_Prompt_.
Leaving out every image, restate all the records word for word.

_Interface dataset entries_.
※ ※ ※

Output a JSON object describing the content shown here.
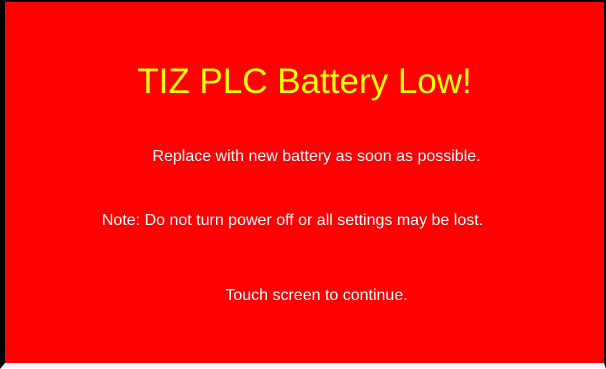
{
  "alert": {
    "title": "TIZ PLC Battery Low!",
    "message_replace": "Replace with new battery as soon as possible.",
    "message_note": "Note: Do not turn power off or all settings may be lost.",
    "message_touch": "Touch screen to continue."
  },
  "colors": {
    "background": "#ff0000",
    "title": "#ffff00",
    "text": "#ffffff"
  }
}
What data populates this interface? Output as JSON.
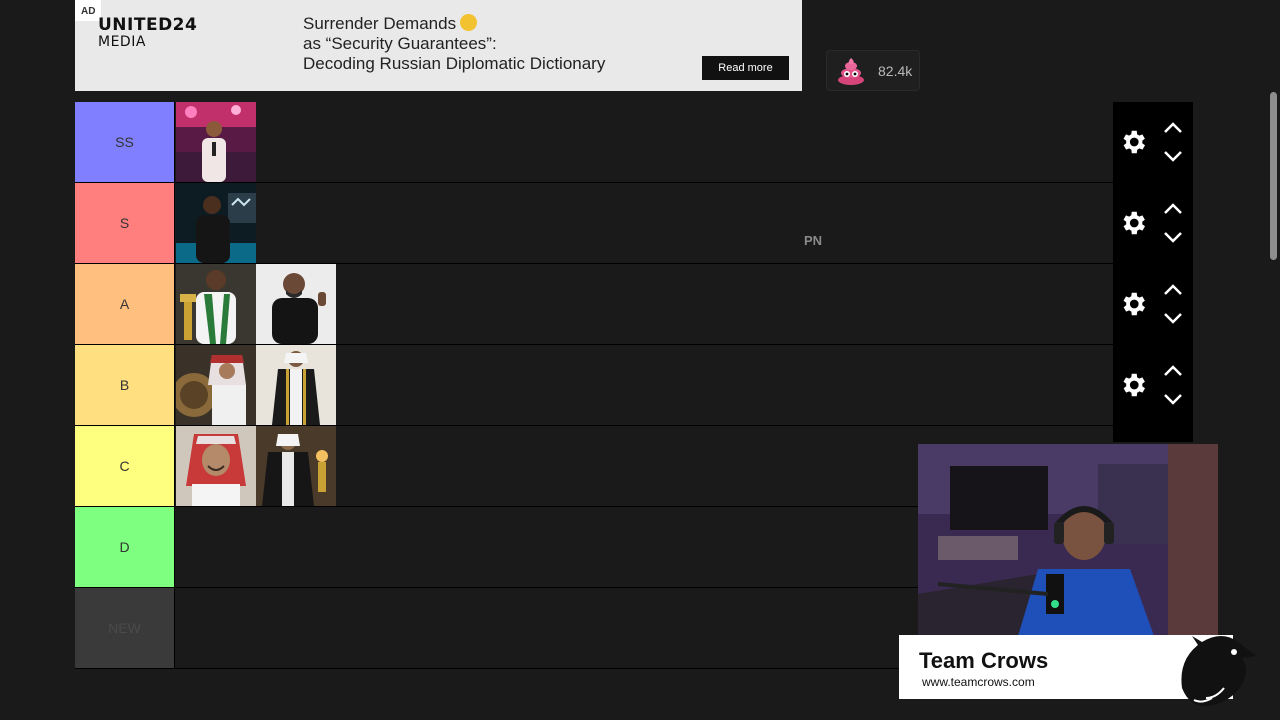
{
  "ad": {
    "tag": "AD",
    "logo_line1": "UNITED24",
    "logo_line2": "MEDIA",
    "headline_line1": "Surrender Demands",
    "headline_line2": "as “Security Guarantees”:",
    "headline_line3": "Decoding Russian Diplomatic Dictionary",
    "button": "Read more"
  },
  "reaction": {
    "icon": "poop-emoji-icon",
    "count": "82.4k"
  },
  "tiers": [
    {
      "label": "SS",
      "color": "#7f7fff",
      "items": [
        "person-pink-lights",
        null
      ]
    },
    {
      "label": "S",
      "color": "#ff7f7f",
      "items": [
        "person-dark-stage"
      ]
    },
    {
      "label": "A",
      "color": "#ffbf7f",
      "items": [
        "person-trophy",
        "person-black-shirt"
      ]
    },
    {
      "label": "B",
      "color": "#ffdf7f",
      "items": [
        "person-red-shemagh-gold",
        "person-black-bisht"
      ]
    },
    {
      "label": "C",
      "color": "#ffff7f",
      "items": [
        "person-red-shemagh-smile",
        "person-black-bisht-room"
      ]
    },
    {
      "label": "D",
      "color": "#7fff7f",
      "items": []
    },
    {
      "label": "NEW",
      "color": "#3a3a3a",
      "items": []
    }
  ],
  "overlay_text": "PN",
  "brand": {
    "name": "Team Crows",
    "url": "www.teamcrows.com"
  }
}
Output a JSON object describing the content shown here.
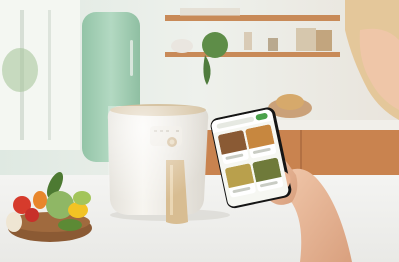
{
  "scene": {
    "subject": "air-fryer-with-smartphone-app",
    "colors": {
      "wall": "#e9eee6",
      "shelf": "#c98a57",
      "fridge": "#a8d0b7",
      "counter": "#f3f3f1",
      "airfryer": "#f2efe8",
      "airfryer_lid": "#d9c6a5",
      "handle": "#d9c19a",
      "phone": "#1a1a1a",
      "skin": "#e8b697",
      "app_accent": "#4aa14b"
    }
  }
}
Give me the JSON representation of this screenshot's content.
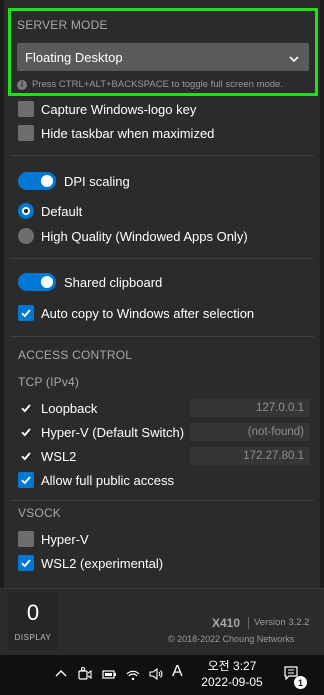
{
  "server_mode": {
    "label": "SERVER MODE",
    "selected": "Floating Desktop",
    "hint": "Press CTRL+ALT+BACKSPACE to toggle full screen mode."
  },
  "options": {
    "capture_windows_key": {
      "label": "Capture Windows-logo key",
      "checked": false
    },
    "hide_taskbar": {
      "label": "Hide taskbar when maximized",
      "checked": false
    },
    "dpi_scaling": {
      "label": "DPI scaling",
      "on": true
    },
    "quality_default": {
      "label": "Default",
      "selected": true
    },
    "quality_high": {
      "label": "High Quality (Windowed Apps Only)",
      "selected": false
    },
    "shared_clipboard": {
      "label": "Shared clipboard",
      "on": true
    },
    "auto_copy": {
      "label": "Auto copy to Windows after selection",
      "checked": true
    }
  },
  "access_control": {
    "label": "ACCESS CONTROL",
    "tcp_label": "TCP (IPv4)",
    "tcp": [
      {
        "label": "Loopback",
        "checked": true,
        "ip": "127.0.0.1"
      },
      {
        "label": "Hyper-V (Default Switch)",
        "checked": true,
        "ip": "(not-found)"
      },
      {
        "label": "WSL2",
        "checked": true,
        "ip": "172.27.80.1"
      }
    ],
    "allow_public": {
      "label": "Allow full public access",
      "checked": true
    },
    "vsock_label": "VSOCK",
    "vsock": [
      {
        "label": "Hyper-V",
        "checked": false
      },
      {
        "label": "WSL2 (experimental)",
        "checked": true
      }
    ]
  },
  "footer": {
    "display_count": "0",
    "display_label": "DISPLAY",
    "brand": "X410",
    "version": "Version 3.2.2",
    "copyright": "© 2018-2022 Choung Networks"
  },
  "taskbar": {
    "ime": "A",
    "time": "오전 3:27",
    "date": "2022-09-05",
    "notification_count": "1"
  },
  "colors": {
    "accent": "#0078d4",
    "highlight_border": "#22e01c",
    "panel": "#2b2b2b"
  }
}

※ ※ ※

_Result for this exercise_.
Output a JSON object describing the content shown here.
{
  "alert": {
    "title": "TIZ PLC Battery Low!",
    "message_replace": "Replace with new battery as soon as possible.",
    "message_note": "Note: Do not turn power off or all settings may be lost.",
    "message_touch": "Touch screen to continue."
  },
  "colors": {
    "background": "#ff0000",
    "title": "#ffff00",
    "text": "#ffffff"
  }
}
What data populates this interface? Output as JSON.
{
  "ad": {
    "tag": "AD",
    "logo_line1": "UNITED24",
    "logo_line2": "MEDIA",
    "headline_line1": "Surrender Demands",
    "headline_line2": "as “Security Guarantees”:",
    "headline_line3": "Decoding Russian Diplomatic Dictionary",
    "button": "Read more"
  },
  "reaction": {
    "icon": "poop-emoji-icon",
    "count": "82.4k"
  },
  "tiers": [
    {
      "label": "SS",
      "color": "#7f7fff",
      "items": [
        "person-pink-lights",
        null
      ]
    },
    {
      "label": "S",
      "color": "#ff7f7f",
      "items": [
        "person-dark-stage"
      ]
    },
    {
      "label": "A",
      "color": "#ffbf7f",
      "items": [
        "person-trophy",
        "person-black-shirt"
      ]
    },
    {
      "label": "B",
      "color": "#ffdf7f",
      "items": [
        "person-red-shemagh-gold",
        "person-black-bisht"
      ]
    },
    {
      "label": "C",
      "color": "#ffff7f",
      "items": [
        "person-red-shemagh-smile",
        "person-black-bisht-room"
      ]
    },
    {
      "label": "D",
      "color": "#7fff7f",
      "items": []
    },
    {
      "label": "NEW",
      "color": "#3a3a3a",
      "items": []
    }
  ],
  "overlay_text": "PN",
  "brand": {
    "name": "Team Crows",
    "url": "www.teamcrows.com"
  }
}
Output a JSON object describing the content shown here.
{
  "scene": {
    "subject": "air-fryer-with-smartphone-app",
    "colors": {
      "wall": "#e9eee6",
      "shelf": "#c98a57",
      "fridge": "#a8d0b7",
      "counter": "#f3f3f1",
      "airfryer": "#f2efe8",
      "airfryer_lid": "#d9c6a5",
      "handle": "#d9c19a",
      "phone": "#1a1a1a",
      "skin": "#e8b697",
      "app_accent": "#4aa14b"
    }
  }
}
Give me the JSON representation of this screenshot's content.
{
  "server_mode": {
    "label": "SERVER MODE",
    "selected": "Floating Desktop",
    "hint": "Press CTRL+ALT+BACKSPACE to toggle full screen mode."
  },
  "options": {
    "capture_windows_key": {
      "label": "Capture Windows-logo key",
      "checked": false
    },
    "hide_taskbar": {
      "label": "Hide taskbar when maximized",
      "checked": false
    },
    "dpi_scaling": {
      "label": "DPI scaling",
      "on": true
    },
    "quality_default": {
      "label": "Default",
      "selected": true
    },
    "quality_high": {
      "label": "High Quality (Windowed Apps Only)",
      "selected": false
    },
    "shared_clipboard": {
      "label": "Shared clipboard",
      "on": true
    },
    "auto_copy": {
      "label": "Auto copy to Windows after selection",
      "checked": true
    }
  },
  "access_control": {
    "label": "ACCESS CONTROL",
    "tcp_label": "TCP (IPv4)",
    "tcp": [
      {
        "label": "Loopback",
        "checked": true,
        "ip": "127.0.0.1"
      },
      {
        "label": "Hyper-V (Default Switch)",
        "checked": true,
        "ip": "(not-found)"
      },
      {
        "label": "WSL2",
        "checked": true,
        "ip": "172.27.80.1"
      }
    ],
    "allow_public": {
      "label": "Allow full public access",
      "checked": true
    },
    "vsock_label": "VSOCK",
    "vsock": [
      {
        "label": "Hyper-V",
        "checked": false
      },
      {
        "label": "WSL2 (experimental)",
        "checked": true
      }
    ]
  },
  "footer": {
    "display_count": "0",
    "display_label": "DISPLAY",
    "brand": "X410",
    "version": "Version 3.2.2",
    "copyright": "© 2018-2022 Choung Networks"
  },
  "taskbar": {
    "ime": "A",
    "time": "오전 3:27",
    "date": "2022-09-05",
    "notification_count": "1"
  },
  "colors": {
    "accent": "#0078d4",
    "highlight_border": "#22e01c",
    "panel": "#2b2b2b"
  }
}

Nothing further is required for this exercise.